Tsalmantza, Hennawi, and I (well, really Tsalmantza) got running a system to simultaneously figure out quasar redshifts and build up model spectra. That is, the system infers a model for the spectra, uses that model to determine the redshifts, and then updates the model. Iterate to convergence. In some sense it is supposed to be a model for how astronomers figure out redshifts! At lunch-time Kyle Cranmer (NYU) talked about marginalizing likelihoods at the LHC (and the improvement that gives in measurements) and before that Wu started her PhD defense process, to be completed tomorrow.
Two great seminars today. The first was by Ross Fadely (Haverford), who had done full brute-force modeling of strong gravitational lensing in a CDM-substructure context. He lays down CDM-compatible substructure in an enormous outer loop of realizations, and then does lens model selection within that loop. Brute force modeling that warms the heart. He finds, unfortunately, that the lenses don't obviously contradict CDM.
The second was by Josh Winn (MIT), who talked about very clever measurements of star-spin vs orbital angular momentum mis-alignment in exoplanet systems. The data show some beautiful regularities that are not implausibly explained by a combination of few-body effects driving inward migration (of hot Jupiters) followed by tidal damping of inclinations and eccentricities on pretty short time-scales. He argued, effectively (though not explicitly) that exoplanets measure the tidal dissipation timescales (or tidal quality factor) of convective stars much better than models can predict it. In the question period, the subject of free-floating planets came up. Mental note to self: Discover these!

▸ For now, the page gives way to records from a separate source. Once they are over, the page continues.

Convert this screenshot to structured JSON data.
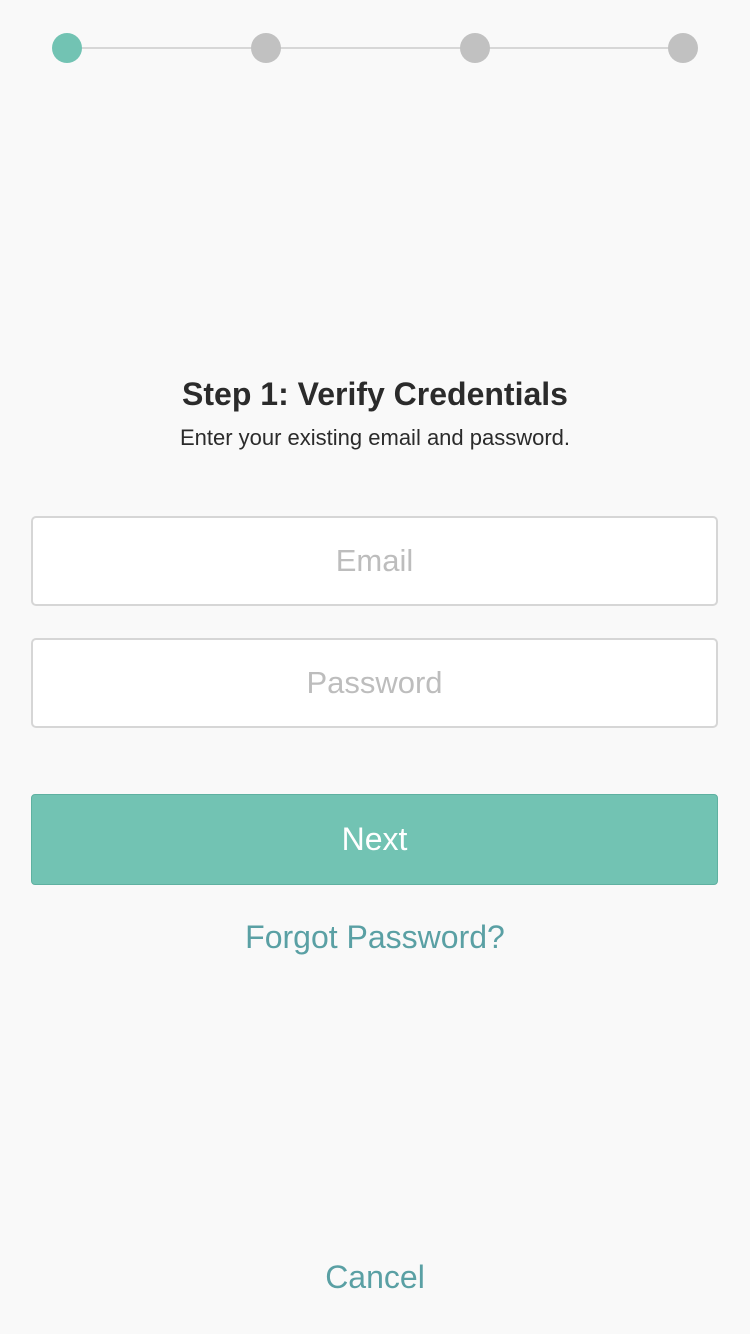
{
  "stepper": {
    "total_steps": 4,
    "current_step": 1,
    "active_color": "#72c3b3",
    "inactive_color": "#c1c1c1"
  },
  "heading": {
    "title": "Step 1: Verify Credentials",
    "subtitle": "Enter your existing email and password."
  },
  "form": {
    "email": {
      "value": "",
      "placeholder": "Email"
    },
    "password": {
      "value": "",
      "placeholder": "Password"
    },
    "next_label": "Next",
    "forgot_label": "Forgot Password?"
  },
  "footer": {
    "cancel_label": "Cancel"
  },
  "colors": {
    "background": "#f9f9f9",
    "primary": "#72c3b3",
    "link": "#5aa0a4"
  }
}
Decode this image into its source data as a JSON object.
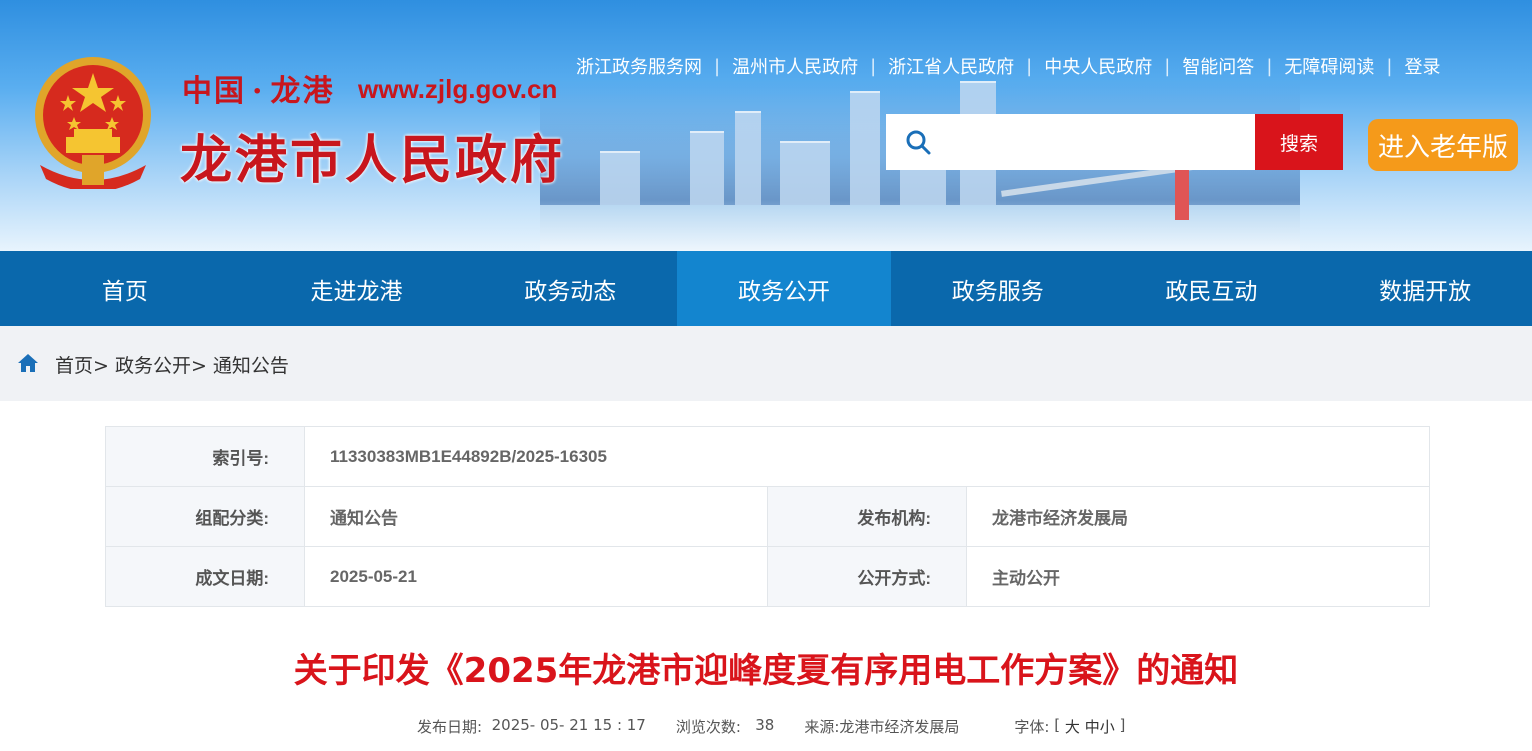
{
  "header": {
    "brand_cn": "中国",
    "brand_dot": "·",
    "brand_city": "龙港",
    "brand_url": "www.zjlg.gov.cn",
    "brand_title": "龙港市人民政府",
    "top_links": [
      "浙江政务服务网",
      "温州市人民政府",
      "浙江省人民政府",
      "中央人民政府",
      "智能问答",
      "无障碍阅读",
      "登录"
    ],
    "search_placeholder": "",
    "search_label": "搜索",
    "elder_label": "进入老年版"
  },
  "nav": {
    "items": [
      "首页",
      "走进龙港",
      "政务动态",
      "政务公开",
      "政务服务",
      "政民互动",
      "数据开放"
    ],
    "active": "政务公开"
  },
  "breadcrumb": "首页> 政务公开> 通知公告",
  "info": {
    "index_label": "索引号:",
    "index_value": "11330383MB1E44892B/2025-16305",
    "category_label": "组配分类:",
    "category_value": "通知公告",
    "publisher_label": "发布机构:",
    "publisher_value": "龙港市经济发展局",
    "date_label": "成文日期:",
    "date_value": "2025-05-21",
    "mode_label": "公开方式:",
    "mode_value": "主动公开"
  },
  "article": {
    "title": "关于印发《2025年龙港市迎峰度夏有序用电工作方案》的通知",
    "publish_label": "发布日期:",
    "publish_value": "2025- 05- 21 15 : 17",
    "views_label": "浏览次数:",
    "views_value": "38",
    "source_label": "来源:",
    "source_value": "龙港市经济发展局",
    "font_label": "字体:",
    "font_open": "[",
    "font_large": "大",
    "font_medium": "中",
    "font_small": "小",
    "font_close": "]"
  },
  "colors": {
    "nav_bg": "#0a68ac",
    "nav_active": "#1385cf",
    "brand_red": "#c8161d",
    "search_btn": "#d9141b",
    "elder_btn": "#f59a1a"
  }
}
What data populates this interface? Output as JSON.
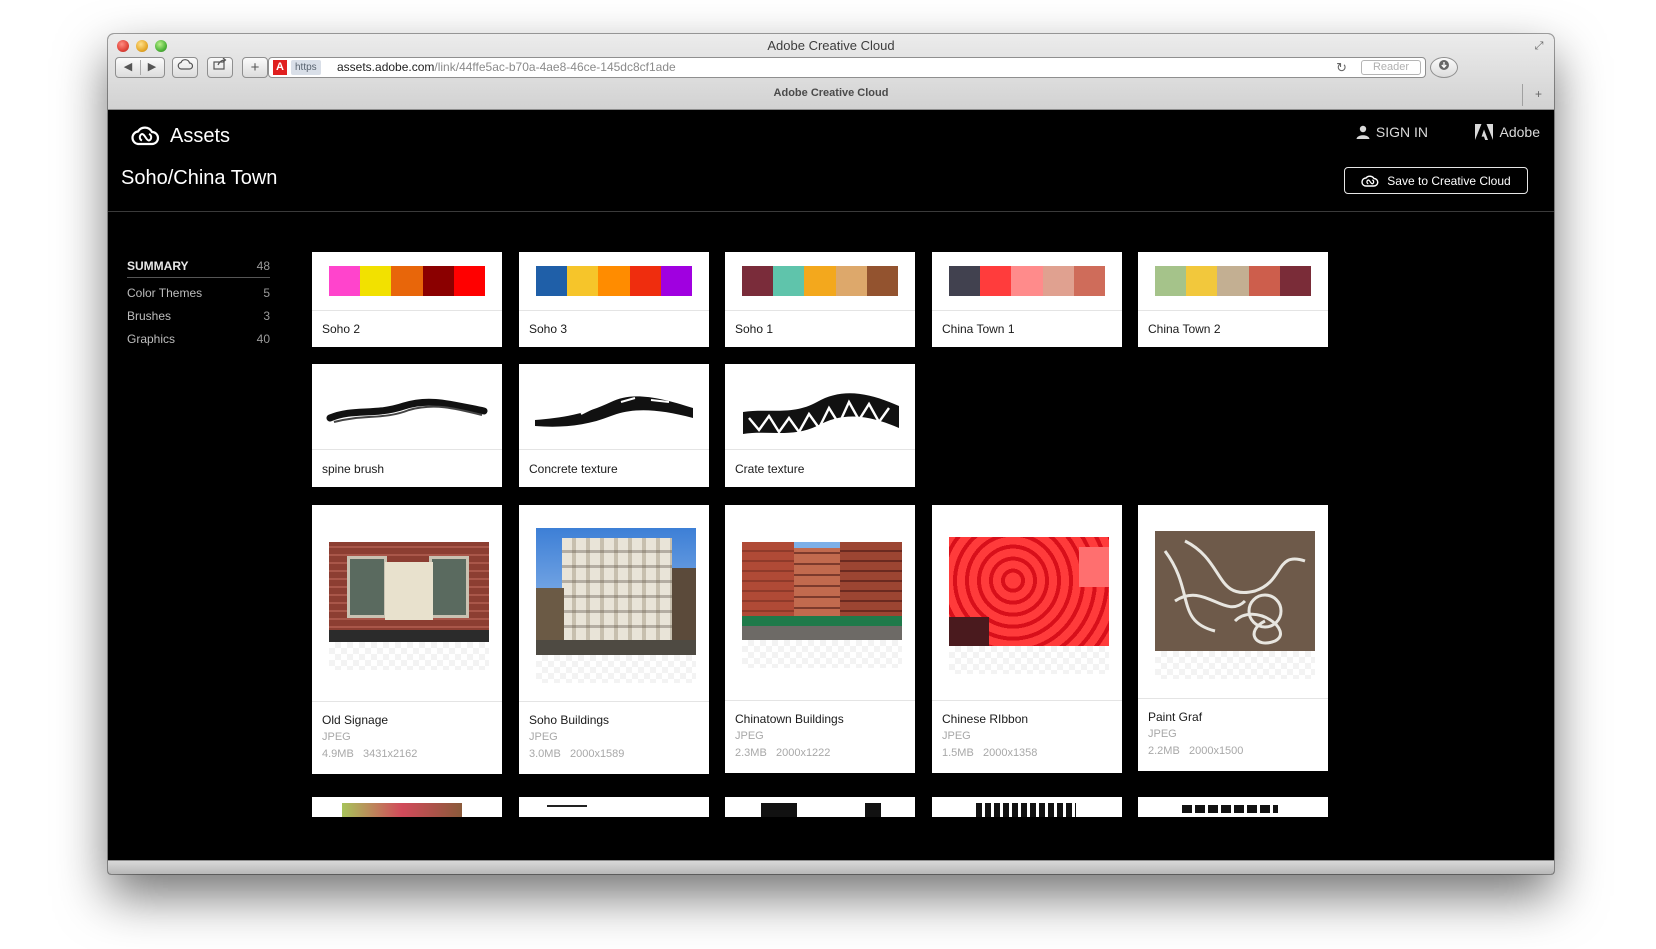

Ross Fadely and Beth Willman (Haverford) came in for two days, making my visitor list pretty long! We discussed Fadely's early-days results on star–galaxy separation. He has some strange objects that are obviously stars but are better fit by galaxies. We tasked him with giving more detail on a few of these cases to see if there is something simple wrong (or too general) with the galaxy models we are using, or too restrictive about the star models we are using.
In the afternoon, Willman gave the physics colloquium about the ultra-faint galaxies. What a rich and successful field this has been! And (in my humble view) it all started here at NYU with a pair (here and here) of papers. Now these galaxies are found to be incredibly numerous, observed to contain dark matter (Willman focused on the velocity measurements of Simon & Geha), possible sites for observable dark-matter annihilation (though Willman didn't discuss that at all), and promise to increase in observed number dramatically in the next decade.
My MPIA collaborators Hennawi and Tsalmantza arrived in NYC for a week today. We are collaborating on a now exponentially growing number of projects involving data-driven models of galaxy spectra. We are trying to recover the known double-redshift objects in the SDSS, which tend to be either gravitational lenses or binary galaxies or quasars. We are trying to find new double-redshift objects of both kinds. We are trying to make more robust methods for getting precise redshifts of broad-line objects (which don't have any narrow redshift indicators). We are trying to model the quasar continuum blueward of Lyman-alpha for IGM measurements. We made a tiny bit of progress today on each of these.